──────── DATASET
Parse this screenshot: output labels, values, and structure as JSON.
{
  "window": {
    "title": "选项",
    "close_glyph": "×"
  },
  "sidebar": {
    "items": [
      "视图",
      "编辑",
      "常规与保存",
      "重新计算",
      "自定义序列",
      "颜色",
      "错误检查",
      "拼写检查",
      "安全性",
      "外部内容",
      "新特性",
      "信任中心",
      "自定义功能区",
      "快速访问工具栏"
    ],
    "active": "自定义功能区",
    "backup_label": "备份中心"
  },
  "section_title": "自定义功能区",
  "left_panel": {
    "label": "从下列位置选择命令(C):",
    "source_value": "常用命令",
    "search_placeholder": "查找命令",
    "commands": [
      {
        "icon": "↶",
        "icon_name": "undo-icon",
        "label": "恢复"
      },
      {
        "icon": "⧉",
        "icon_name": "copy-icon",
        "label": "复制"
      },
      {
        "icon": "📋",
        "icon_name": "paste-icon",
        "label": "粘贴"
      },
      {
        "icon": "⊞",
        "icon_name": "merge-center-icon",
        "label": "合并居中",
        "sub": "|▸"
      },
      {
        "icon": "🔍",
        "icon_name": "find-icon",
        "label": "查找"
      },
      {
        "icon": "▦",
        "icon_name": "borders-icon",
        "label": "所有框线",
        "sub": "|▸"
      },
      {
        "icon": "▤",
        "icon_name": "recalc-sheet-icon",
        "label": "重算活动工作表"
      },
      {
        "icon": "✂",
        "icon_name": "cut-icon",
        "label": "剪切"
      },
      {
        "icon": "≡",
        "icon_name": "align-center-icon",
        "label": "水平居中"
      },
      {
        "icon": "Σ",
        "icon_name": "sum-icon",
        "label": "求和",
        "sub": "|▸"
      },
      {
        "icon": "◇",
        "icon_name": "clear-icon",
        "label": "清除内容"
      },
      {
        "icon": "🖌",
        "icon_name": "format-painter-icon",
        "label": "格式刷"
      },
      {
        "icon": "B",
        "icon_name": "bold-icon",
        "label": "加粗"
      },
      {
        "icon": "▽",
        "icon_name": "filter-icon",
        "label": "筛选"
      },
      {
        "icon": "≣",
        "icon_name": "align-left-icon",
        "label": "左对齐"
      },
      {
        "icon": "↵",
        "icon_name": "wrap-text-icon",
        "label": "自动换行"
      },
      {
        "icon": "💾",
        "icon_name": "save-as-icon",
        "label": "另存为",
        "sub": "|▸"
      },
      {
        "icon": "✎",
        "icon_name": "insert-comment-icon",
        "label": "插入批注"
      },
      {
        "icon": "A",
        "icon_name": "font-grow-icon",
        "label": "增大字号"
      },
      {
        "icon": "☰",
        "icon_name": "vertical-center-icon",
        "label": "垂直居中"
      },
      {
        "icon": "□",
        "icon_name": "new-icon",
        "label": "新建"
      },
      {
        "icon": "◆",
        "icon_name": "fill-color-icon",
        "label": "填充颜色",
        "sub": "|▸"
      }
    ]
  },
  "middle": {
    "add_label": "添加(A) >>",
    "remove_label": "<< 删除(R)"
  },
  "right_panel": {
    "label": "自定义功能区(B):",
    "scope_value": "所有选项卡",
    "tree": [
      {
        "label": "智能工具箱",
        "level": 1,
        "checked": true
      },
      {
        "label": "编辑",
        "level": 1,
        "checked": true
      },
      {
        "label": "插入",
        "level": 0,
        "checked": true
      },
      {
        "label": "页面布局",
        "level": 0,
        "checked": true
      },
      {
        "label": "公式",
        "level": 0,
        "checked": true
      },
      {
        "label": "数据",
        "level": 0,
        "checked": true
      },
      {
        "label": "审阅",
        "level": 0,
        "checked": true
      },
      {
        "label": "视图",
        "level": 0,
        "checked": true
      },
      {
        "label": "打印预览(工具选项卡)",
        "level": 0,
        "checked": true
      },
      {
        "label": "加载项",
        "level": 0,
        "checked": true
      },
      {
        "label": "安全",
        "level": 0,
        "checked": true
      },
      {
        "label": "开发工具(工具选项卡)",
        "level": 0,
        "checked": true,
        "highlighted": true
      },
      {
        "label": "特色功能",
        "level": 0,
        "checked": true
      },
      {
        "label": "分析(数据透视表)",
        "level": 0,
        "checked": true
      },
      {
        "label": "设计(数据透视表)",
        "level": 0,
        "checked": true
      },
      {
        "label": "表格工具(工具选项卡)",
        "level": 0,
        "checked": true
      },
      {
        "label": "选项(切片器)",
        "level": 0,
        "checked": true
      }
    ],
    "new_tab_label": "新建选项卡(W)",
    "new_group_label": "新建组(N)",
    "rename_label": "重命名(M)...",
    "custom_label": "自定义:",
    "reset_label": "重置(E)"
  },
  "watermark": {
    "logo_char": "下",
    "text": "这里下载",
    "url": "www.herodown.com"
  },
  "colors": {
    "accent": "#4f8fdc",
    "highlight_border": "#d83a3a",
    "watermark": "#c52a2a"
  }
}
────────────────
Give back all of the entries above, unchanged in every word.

Parse this screenshot: output labels, values, and structure as JSON.
{
  "window": {
    "title": "选项",
    "close_glyph": "×"
  },
  "sidebar": {
    "items": [
      "视图",
      "编辑",
      "常规与保存",
      "重新计算",
      "自定义序列",
      "颜色",
      "错误检查",
      "拼写检查",
      "安全性",
      "外部内容",
      "新特性",
      "信任中心",
      "自定义功能区",
      "快速访问工具栏"
    ],
    "active": "自定义功能区",
    "backup_label": "备份中心"
  },
  "section_title": "自定义功能区",
  "left_panel": {
    "label": "从下列位置选择命令(C):",
    "source_value": "常用命令",
    "search_placeholder": "查找命令",
    "commands": [
      {
        "icon": "↶",
        "icon_name": "undo-icon",
        "label": "恢复"
      },
      {
        "icon": "⧉",
        "icon_name": "copy-icon",
        "label": "复制"
      },
      {
        "icon": "📋",
        "icon_name": "paste-icon",
        "label": "粘贴"
      },
      {
        "icon": "⊞",
        "icon_name": "merge-center-icon",
        "label": "合并居中",
        "sub": "|▸"
      },
      {
        "icon": "🔍",
        "icon_name": "find-icon",
        "label": "查找"
      },
      {
        "icon": "▦",
        "icon_name": "borders-icon",
        "label": "所有框线",
        "sub": "|▸"
      },
      {
        "icon": "▤",
        "icon_name": "recalc-sheet-icon",
        "label": "重算活动工作表"
      },
      {
        "icon": "✂",
        "icon_name": "cut-icon",
        "label": "剪切"
      },
      {
        "icon": "≡",
        "icon_name": "align-center-icon",
        "label": "水平居中"
      },
      {
        "icon": "Σ",
        "icon_name": "sum-icon",
        "label": "求和",
        "sub": "|▸"
      },
      {
        "icon": "◇",
        "icon_name": "clear-icon",
        "label": "清除内容"
      },
      {
        "icon": "🖌",
        "icon_name": "format-painter-icon",
        "label": "格式刷"
      },
      {
        "icon": "B",
        "icon_name": "bold-icon",
        "label": "加粗"
      },
      {
        "icon": "▽",
        "icon_name": "filter-icon",
        "label": "筛选"
      },
      {
        "icon": "≣",
        "icon_name": "align-left-icon",
        "label": "左对齐"
      },
      {
        "icon": "↵",
        "icon_name": "wrap-text-icon",
        "label": "自动换行"
      },
      {
        "icon": "💾",
        "icon_name": "save-as-icon",
        "label": "另存为",
        "sub": "|▸"
      },
      {
        "icon": "✎",
        "icon_name": "insert-comment-icon",
        "label": "插入批注"
      },
      {
        "icon": "A",
        "icon_name": "font-grow-icon",
        "label": "增大字号"
      },
      {
        "icon": "☰",
        "icon_name": "vertical-center-icon",
        "label": "垂直居中"
      },
      {
        "icon": "□",
        "icon_name": "new-icon",
        "label": "新建"
      },
      {
        "icon": "◆",
        "icon_name": "fill-color-icon",
        "label": "填充颜色",
        "sub": "|▸"
      }
    ]
  },
  "middle": {
    "add_label": "添加(A) >>",
    "remove_label": "<< 删除(R)"
  },
  "right_panel": {
    "label": "自定义功能区(B):",
    "scope_value": "所有选项卡",
    "tree": [
      {
        "label": "智能工具箱",
        "level": 1,
        "checked": true
      },
      {
        "label": "编辑",
        "level": 1,
        "checked": true
      },
      {
        "label": "插入",
        "level": 0,
        "checked": true
      },
      {
        "label": "页面布局",
        "level": 0,
        "checked": true
      },
      {
        "label": "公式",
        "level": 0,
        "checked": true
      },
      {
        "label": "数据",
        "level": 0,
        "checked": true
      },
      {
        "label": "审阅",
        "level": 0,
        "checked": true
      },
      {
        "label": "视图",
        "level": 0,
        "checked": true
      },
      {
        "label": "打印预览(工具选项卡)",
        "level": 0,
        "checked": true
      },
      {
        "label": "加载项",
        "level": 0,
        "checked": true
      },
      {
        "label": "安全",
        "level": 0,
        "checked": true
      },
      {
        "label": "开发工具(工具选项卡)",
        "level": 0,
        "checked": true,
        "highlighted": true
      },
      {
        "label": "特色功能",
        "level": 0,
        "checked": true
      },
      {
        "label": "分析(数据透视表)",
        "level": 0,
        "checked": true
      },
      {
        "label": "设计(数据透视表)",
        "level": 0,
        "checked": true
      },
      {
        "label": "表格工具(工具选项卡)",
        "level": 0,
        "checked": true
      },
      {
        "label": "选项(切片器)",
        "level": 0,
        "checked": true
      }
    ],
    "new_tab_label": "新建选项卡(W)",
    "new_group_label": "新建组(N)",
    "rename_label": "重命名(M)...",
    "custom_label": "自定义:",
    "reset_label": "重置(E)"
  },
  "watermark": {
    "logo_char": "下",
    "text": "这里下载",
    "url": "www.herodown.com"
  },
  "colors": {
    "accent": "#4f8fdc",
    "highlight_border": "#d83a3a",
    "watermark": "#c52a2a"
  }
}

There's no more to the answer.